Summary probate is a simplified probate proceeding to administer the distribution of certain estates. Most states have provisions for summary probate proceedings. Generally, estates under a certain dollar amount and without a personal representative will qualify for summary probate. For example, California Probate Code §§ 7601 and 7660 provide that when no personal representative is appointed to an estate, and the public administrator takes control of the estate, the public administrator may “summarily dispose of the estate.” The value of the property in the estate, however, cannot exceed $50,000, pursuant to California Probate Code § 7660(a)(2).
The surest way for an individual planning their estate to avoid summary probate is to name a personal representative (also referred to as executor) in their will. Drafting a will without naming a personal representative will not necessarily avoid summary probate.
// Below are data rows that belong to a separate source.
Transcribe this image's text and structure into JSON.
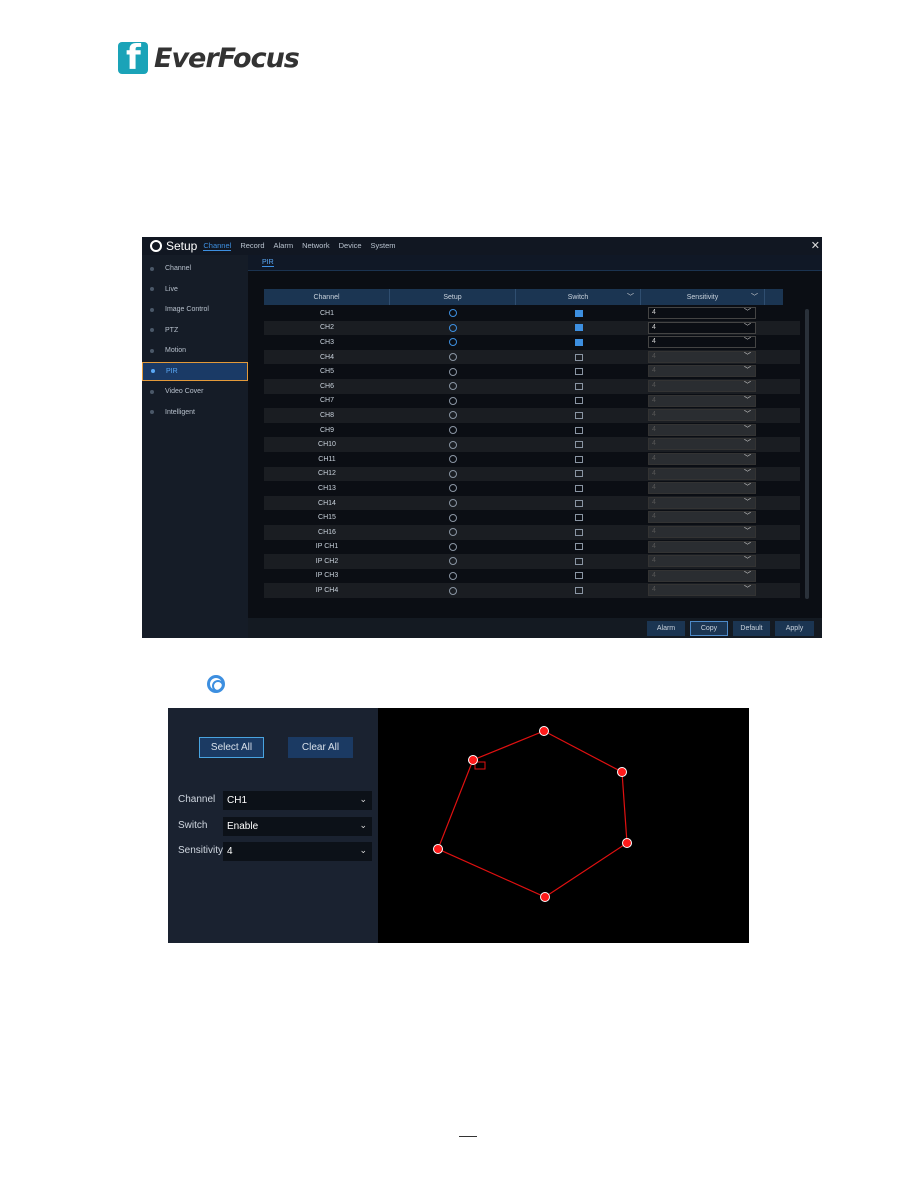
{
  "logo": {
    "text": "EverFocus"
  },
  "setup_screen": {
    "title": "Setup",
    "tabs": [
      "Channel",
      "Record",
      "Alarm",
      "Network",
      "Device",
      "System"
    ],
    "active_tab": "Channel",
    "sidebar": [
      "Channel",
      "Live",
      "Image Control",
      "PTZ",
      "Motion",
      "PIR",
      "Video Cover",
      "Intelligent"
    ],
    "selected_sidebar": "PIR",
    "subtab": "PIR",
    "columns": [
      "Channel",
      "Setup",
      "Switch",
      "Sensitivity"
    ],
    "rows": [
      {
        "channel": "CH1",
        "switch": true,
        "sensitivity": "4"
      },
      {
        "channel": "CH2",
        "switch": true,
        "sensitivity": "4"
      },
      {
        "channel": "CH3",
        "switch": true,
        "sensitivity": "4"
      },
      {
        "channel": "CH4",
        "switch": false,
        "sensitivity": "4"
      },
      {
        "channel": "CH5",
        "switch": false,
        "sensitivity": "4"
      },
      {
        "channel": "CH6",
        "switch": false,
        "sensitivity": "4"
      },
      {
        "channel": "CH7",
        "switch": false,
        "sensitivity": "4"
      },
      {
        "channel": "CH8",
        "switch": false,
        "sensitivity": "4"
      },
      {
        "channel": "CH9",
        "switch": false,
        "sensitivity": "4"
      },
      {
        "channel": "CH10",
        "switch": false,
        "sensitivity": "4"
      },
      {
        "channel": "CH11",
        "switch": false,
        "sensitivity": "4"
      },
      {
        "channel": "CH12",
        "switch": false,
        "sensitivity": "4"
      },
      {
        "channel": "CH13",
        "switch": false,
        "sensitivity": "4"
      },
      {
        "channel": "CH14",
        "switch": false,
        "sensitivity": "4"
      },
      {
        "channel": "CH15",
        "switch": false,
        "sensitivity": "4"
      },
      {
        "channel": "CH16",
        "switch": false,
        "sensitivity": "4"
      },
      {
        "channel": "IP CH1",
        "switch": false,
        "sensitivity": "4"
      },
      {
        "channel": "IP CH2",
        "switch": false,
        "sensitivity": "4"
      },
      {
        "channel": "IP CH3",
        "switch": false,
        "sensitivity": "4"
      },
      {
        "channel": "IP CH4",
        "switch": false,
        "sensitivity": "4"
      }
    ],
    "buttons": [
      "Alarm",
      "Copy",
      "Default",
      "Apply"
    ],
    "focused_button": "Copy",
    "accent": "#3d8fe0"
  },
  "pir_setup": {
    "select_all": "Select All",
    "clear_all": "Clear All",
    "fields": [
      {
        "label": "Channel",
        "value": "CH1"
      },
      {
        "label": "Switch",
        "value": "Enable"
      },
      {
        "label": "Sensitivity",
        "value": "4"
      }
    ],
    "region_color": "#ff0000"
  }
}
For example, California Probate Code § 7660(b) allows the public administrator to summarily dispose of the estate notwithstanding the existence of a will, if the will fails to name an executor.
[Last updated in October of 2021 by the Wex Definitions Team]